—Community Literacy Journal
"The strength of her book lies in weaving New Literacy Studies and WPE scholarship together to better understand all teachers in writing programs and how the decisions we make are grounded in assumptions about writing and learning."
Addressing the often fraught and truncated nature of educating new writing instructors, Conceptions of Literacy proposes a theoretical framework for examining new graduate student instructors’ preexisting attitudes and beliefs about literacy. Based on an empirical study author Meaghan Brewer conducted with graduate students teaching first-year composition for the first time, Conceptions of Literacy draws on narratives, interviews, and classroom observations to describe the conceptions of literacy they have already unknowingly established and how these conceptions impact the way they teach in their own classrooms.
Brewer argues that conceptions of literacy undergird the work of writing instructors and that many of the anxieties around composition studies’ disciplinary status are related to the differences perceived between the field’s conceptions of literacy and those of the graduate instructors and adjuncts who teach the majority of composition courses.
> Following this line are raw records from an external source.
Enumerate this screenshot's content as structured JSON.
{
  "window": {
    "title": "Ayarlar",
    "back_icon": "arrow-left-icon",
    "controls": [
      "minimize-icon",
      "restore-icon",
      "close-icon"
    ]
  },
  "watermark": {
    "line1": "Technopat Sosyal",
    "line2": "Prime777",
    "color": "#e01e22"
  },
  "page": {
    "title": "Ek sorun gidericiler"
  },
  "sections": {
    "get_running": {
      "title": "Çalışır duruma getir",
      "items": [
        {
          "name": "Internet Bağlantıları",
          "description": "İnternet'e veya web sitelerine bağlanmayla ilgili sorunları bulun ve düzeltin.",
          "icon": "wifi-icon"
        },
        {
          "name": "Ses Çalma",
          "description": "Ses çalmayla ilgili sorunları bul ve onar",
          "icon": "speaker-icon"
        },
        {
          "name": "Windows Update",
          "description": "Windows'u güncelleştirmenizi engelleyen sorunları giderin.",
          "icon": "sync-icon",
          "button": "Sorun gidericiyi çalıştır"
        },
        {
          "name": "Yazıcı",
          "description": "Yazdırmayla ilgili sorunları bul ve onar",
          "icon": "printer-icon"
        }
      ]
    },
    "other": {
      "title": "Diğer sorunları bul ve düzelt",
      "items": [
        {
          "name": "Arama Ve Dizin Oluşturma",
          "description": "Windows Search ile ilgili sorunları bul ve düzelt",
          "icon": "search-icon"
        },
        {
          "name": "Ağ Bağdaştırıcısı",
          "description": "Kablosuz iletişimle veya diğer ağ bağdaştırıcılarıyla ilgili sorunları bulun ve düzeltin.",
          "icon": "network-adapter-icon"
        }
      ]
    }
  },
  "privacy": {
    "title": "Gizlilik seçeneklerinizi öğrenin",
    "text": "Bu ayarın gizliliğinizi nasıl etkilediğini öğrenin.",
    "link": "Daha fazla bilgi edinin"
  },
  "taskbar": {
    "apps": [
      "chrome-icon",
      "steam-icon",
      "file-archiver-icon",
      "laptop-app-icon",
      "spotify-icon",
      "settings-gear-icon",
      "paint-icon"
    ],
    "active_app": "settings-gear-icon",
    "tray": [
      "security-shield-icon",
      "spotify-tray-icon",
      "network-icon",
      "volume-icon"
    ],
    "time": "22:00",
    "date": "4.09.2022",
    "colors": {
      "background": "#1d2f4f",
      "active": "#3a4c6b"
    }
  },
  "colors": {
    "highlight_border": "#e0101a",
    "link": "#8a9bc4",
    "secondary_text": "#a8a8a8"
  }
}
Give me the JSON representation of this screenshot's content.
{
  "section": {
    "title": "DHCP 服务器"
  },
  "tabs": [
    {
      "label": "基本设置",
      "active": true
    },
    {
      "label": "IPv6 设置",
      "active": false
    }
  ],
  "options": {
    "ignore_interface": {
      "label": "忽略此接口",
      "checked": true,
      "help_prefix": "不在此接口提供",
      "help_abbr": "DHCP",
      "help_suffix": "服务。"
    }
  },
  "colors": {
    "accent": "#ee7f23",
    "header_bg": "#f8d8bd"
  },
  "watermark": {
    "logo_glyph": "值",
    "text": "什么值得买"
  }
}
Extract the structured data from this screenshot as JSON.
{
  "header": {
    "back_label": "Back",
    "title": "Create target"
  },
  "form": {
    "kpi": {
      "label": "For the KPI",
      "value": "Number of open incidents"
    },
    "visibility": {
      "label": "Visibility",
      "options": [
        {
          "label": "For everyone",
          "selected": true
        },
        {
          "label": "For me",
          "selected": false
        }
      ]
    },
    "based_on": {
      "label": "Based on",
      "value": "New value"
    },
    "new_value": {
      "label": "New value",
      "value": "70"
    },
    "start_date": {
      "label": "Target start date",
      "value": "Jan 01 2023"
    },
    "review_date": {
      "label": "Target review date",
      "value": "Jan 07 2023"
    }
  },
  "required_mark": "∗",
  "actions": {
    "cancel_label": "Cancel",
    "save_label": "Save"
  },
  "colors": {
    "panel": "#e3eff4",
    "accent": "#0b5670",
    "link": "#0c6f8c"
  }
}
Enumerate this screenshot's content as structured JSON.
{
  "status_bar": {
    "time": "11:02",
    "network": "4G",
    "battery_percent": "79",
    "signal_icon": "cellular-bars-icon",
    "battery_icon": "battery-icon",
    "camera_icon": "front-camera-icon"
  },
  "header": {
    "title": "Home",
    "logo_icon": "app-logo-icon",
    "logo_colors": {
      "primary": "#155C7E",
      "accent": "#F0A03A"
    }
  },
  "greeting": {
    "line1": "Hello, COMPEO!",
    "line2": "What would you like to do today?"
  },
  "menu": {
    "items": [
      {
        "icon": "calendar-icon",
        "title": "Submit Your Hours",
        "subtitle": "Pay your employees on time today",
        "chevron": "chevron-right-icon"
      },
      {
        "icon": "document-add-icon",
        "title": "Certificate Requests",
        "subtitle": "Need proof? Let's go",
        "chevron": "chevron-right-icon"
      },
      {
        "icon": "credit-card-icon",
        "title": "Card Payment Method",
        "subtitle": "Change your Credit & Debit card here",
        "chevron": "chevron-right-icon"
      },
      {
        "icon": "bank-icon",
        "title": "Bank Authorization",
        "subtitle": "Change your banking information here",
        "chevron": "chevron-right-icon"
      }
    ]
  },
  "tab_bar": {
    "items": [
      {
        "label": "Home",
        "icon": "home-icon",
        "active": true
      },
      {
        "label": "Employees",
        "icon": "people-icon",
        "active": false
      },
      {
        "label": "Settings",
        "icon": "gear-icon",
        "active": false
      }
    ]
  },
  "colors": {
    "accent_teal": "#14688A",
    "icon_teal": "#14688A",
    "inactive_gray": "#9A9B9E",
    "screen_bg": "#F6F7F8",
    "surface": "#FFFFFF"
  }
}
Conceptions of Literacy makes practical recommendations for how new graduate instructors can begin to perceive and interrogate their conceptions of literacy, which, while influential, are often too personal to recognize.
This book will be of interest to writing program administrators and graduate students enrolled in teaching methods courses, as well as scholars interested in graduate teacher education, literacy, and disciplinarity.